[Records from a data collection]
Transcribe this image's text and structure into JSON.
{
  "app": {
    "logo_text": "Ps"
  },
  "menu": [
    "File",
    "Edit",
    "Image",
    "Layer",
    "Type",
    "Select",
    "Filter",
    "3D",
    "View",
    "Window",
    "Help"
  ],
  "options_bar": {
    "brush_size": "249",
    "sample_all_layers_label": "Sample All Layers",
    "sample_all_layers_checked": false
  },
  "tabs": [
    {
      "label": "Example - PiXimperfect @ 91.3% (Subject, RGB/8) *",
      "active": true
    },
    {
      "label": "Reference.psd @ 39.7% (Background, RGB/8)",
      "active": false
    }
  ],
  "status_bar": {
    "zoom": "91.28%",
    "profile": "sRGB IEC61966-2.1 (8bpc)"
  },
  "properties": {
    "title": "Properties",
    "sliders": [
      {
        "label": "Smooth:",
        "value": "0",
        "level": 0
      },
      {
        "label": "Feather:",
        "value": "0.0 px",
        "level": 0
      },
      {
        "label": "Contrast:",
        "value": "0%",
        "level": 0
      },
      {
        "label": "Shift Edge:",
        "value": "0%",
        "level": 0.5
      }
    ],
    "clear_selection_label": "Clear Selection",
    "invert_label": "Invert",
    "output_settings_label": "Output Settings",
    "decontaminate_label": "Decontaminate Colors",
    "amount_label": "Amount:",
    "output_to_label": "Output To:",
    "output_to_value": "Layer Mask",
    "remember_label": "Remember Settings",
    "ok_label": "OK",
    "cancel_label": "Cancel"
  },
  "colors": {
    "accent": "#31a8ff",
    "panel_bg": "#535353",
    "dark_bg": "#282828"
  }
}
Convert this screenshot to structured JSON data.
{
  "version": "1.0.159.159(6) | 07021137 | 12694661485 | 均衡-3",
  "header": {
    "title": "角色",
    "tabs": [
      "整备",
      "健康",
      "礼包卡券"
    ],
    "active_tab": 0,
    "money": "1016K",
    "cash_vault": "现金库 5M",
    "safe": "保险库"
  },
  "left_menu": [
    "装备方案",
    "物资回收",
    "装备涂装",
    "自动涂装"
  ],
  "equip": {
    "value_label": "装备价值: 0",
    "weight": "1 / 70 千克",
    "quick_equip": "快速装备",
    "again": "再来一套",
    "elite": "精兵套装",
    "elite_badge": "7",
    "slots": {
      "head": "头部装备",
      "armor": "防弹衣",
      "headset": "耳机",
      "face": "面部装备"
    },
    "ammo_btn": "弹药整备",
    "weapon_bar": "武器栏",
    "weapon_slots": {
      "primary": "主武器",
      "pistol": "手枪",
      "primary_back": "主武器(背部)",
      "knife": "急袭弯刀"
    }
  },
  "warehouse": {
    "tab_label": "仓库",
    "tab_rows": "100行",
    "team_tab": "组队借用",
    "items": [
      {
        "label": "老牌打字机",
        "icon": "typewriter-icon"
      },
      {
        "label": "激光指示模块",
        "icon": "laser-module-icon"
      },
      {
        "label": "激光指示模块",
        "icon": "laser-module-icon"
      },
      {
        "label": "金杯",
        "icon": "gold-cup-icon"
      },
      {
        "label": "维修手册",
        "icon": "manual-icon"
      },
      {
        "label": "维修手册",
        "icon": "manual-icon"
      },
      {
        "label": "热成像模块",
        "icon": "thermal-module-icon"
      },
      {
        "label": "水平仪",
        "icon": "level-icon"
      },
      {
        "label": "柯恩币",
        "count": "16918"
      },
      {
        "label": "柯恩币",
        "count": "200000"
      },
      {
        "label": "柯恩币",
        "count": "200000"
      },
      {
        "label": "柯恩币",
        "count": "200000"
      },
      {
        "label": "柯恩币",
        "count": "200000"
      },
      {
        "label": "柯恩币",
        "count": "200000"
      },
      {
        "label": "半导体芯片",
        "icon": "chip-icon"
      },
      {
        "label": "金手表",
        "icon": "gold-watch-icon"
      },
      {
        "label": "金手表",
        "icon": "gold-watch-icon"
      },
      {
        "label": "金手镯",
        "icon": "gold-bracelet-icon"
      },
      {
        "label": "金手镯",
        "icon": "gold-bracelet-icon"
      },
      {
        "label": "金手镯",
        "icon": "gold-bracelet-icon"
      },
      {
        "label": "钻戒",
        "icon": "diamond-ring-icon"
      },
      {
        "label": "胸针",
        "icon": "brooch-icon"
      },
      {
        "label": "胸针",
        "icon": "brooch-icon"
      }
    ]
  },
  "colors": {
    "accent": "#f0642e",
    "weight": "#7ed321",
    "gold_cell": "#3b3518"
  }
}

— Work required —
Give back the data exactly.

— Task solution —
Transcribe this image's text and structure into JSON.
{
  "app": {
    "logo_text": "Ps"
  },
  "menu": [
    "File",
    "Edit",
    "Image",
    "Layer",
    "Type",
    "Select",
    "Filter",
    "3D",
    "View",
    "Window",
    "Help"
  ],
  "options_bar": {
    "brush_size": "249",
    "sample_all_layers_label": "Sample All Layers",
    "sample_all_layers_checked": false
  },
  "tabs": [
    {
      "label": "Example - PiXimperfect @ 91.3% (Subject, RGB/8) *",
      "active": true
    },
    {
      "label": "Reference.psd @ 39.7% (Background, RGB/8)",
      "active": false
    }
  ],
  "status_bar": {
    "zoom": "91.28%",
    "profile": "sRGB IEC61966-2.1 (8bpc)"
  },
  "properties": {
    "title": "Properties",
    "sliders": [
      {
        "label": "Smooth:",
        "value": "0",
        "level": 0
      },
      {
        "label": "Feather:",
        "value": "0.0 px",
        "level": 0
      },
      {
        "label": "Contrast:",
        "value": "0%",
        "level": 0
      },
      {
        "label": "Shift Edge:",
        "value": "0%",
        "level": 0.5
      }
    ],
    "clear_selection_label": "Clear Selection",
    "invert_label": "Invert",
    "output_settings_label": "Output Settings",
    "decontaminate_label": "Decontaminate Colors",
    "amount_label": "Amount:",
    "output_to_label": "Output To:",
    "output_to_value": "Layer Mask",
    "remember_label": "Remember Settings",
    "ok_label": "OK",
    "cancel_label": "Cancel"
  },
  "colors": {
    "accent": "#31a8ff",
    "panel_bg": "#535353",
    "dark_bg": "#282828"
  }
}
Convert this screenshot to structured JSON data.
{
  "version": "1.0.159.159(6) | 07021137 | 12694661485 | 均衡-3",
  "header": {
    "title": "角色",
    "tabs": [
      "整备",
      "健康",
      "礼包卡券"
    ],
    "active_tab": 0,
    "money": "1016K",
    "cash_vault": "现金库 5M",
    "safe": "保险库"
  },
  "left_menu": [
    "装备方案",
    "物资回收",
    "装备涂装",
    "自动涂装"
  ],
  "equip": {
    "value_label": "装备价值: 0",
    "weight": "1 / 70 千克",
    "quick_equip": "快速装备",
    "again": "再来一套",
    "elite": "精兵套装",
    "elite_badge": "7",
    "slots": {
      "head": "头部装备",
      "armor": "防弹衣",
      "headset": "耳机",
      "face": "面部装备"
    },
    "ammo_btn": "弹药整备",
    "weapon_bar": "武器栏",
    "weapon_slots": {
      "primary": "主武器",
      "pistol": "手枪",
      "primary_back": "主武器(背部)",
      "knife": "急袭弯刀"
    }
  },
  "warehouse": {
    "tab_label": "仓库",
    "tab_rows": "100行",
    "team_tab": "组队借用",
    "items": [
      {
        "label": "老牌打字机",
        "icon": "typewriter-icon"
      },
      {
        "label": "激光指示模块",
        "icon": "laser-module-icon"
      },
      {
        "label": "激光指示模块",
        "icon": "laser-module-icon"
      },
      {
        "label": "金杯",
        "icon": "gold-cup-icon"
      },
      {
        "label": "维修手册",
        "icon": "manual-icon"
      },
      {
        "label": "维修手册",
        "icon": "manual-icon"
      },
      {
        "label": "热成像模块",
        "icon": "thermal-module-icon"
      },
      {
        "label": "水平仪",
        "icon": "level-icon"
      },
      {
        "label": "柯恩币",
        "count": "16918"
      },
      {
        "label": "柯恩币",
        "count": "200000"
      },
      {
        "label": "柯恩币",
        "count": "200000"
      },
      {
        "label": "柯恩币",
        "count": "200000"
      },
      {
        "label": "柯恩币",
        "count": "200000"
      },
      {
        "label": "柯恩币",
        "count": "200000"
      },
      {
        "label": "半导体芯片",
        "icon": "chip-icon"
      },
      {
        "label": "金手表",
        "icon": "gold-watch-icon"
      },
      {
        "label": "金手表",
        "icon": "gold-watch-icon"
      },
      {
        "label": "金手镯",
        "icon": "gold-bracelet-icon"
      },
      {
        "label": "金手镯",
        "icon": "gold-bracelet-icon"
      },
      {
        "label": "金手镯",
        "icon": "gold-bracelet-icon"
      },
      {
        "label": "钻戒",
        "icon": "diamond-ring-icon"
      },
      {
        "label": "胸针",
        "icon": "brooch-icon"
      },
      {
        "label": "胸针",
        "icon": "brooch-icon"
      }
    ]
  },
  "colors": {
    "accent": "#f0642e",
    "weight": "#7ed321",
    "gold_cell": "#3b3518"
  }
}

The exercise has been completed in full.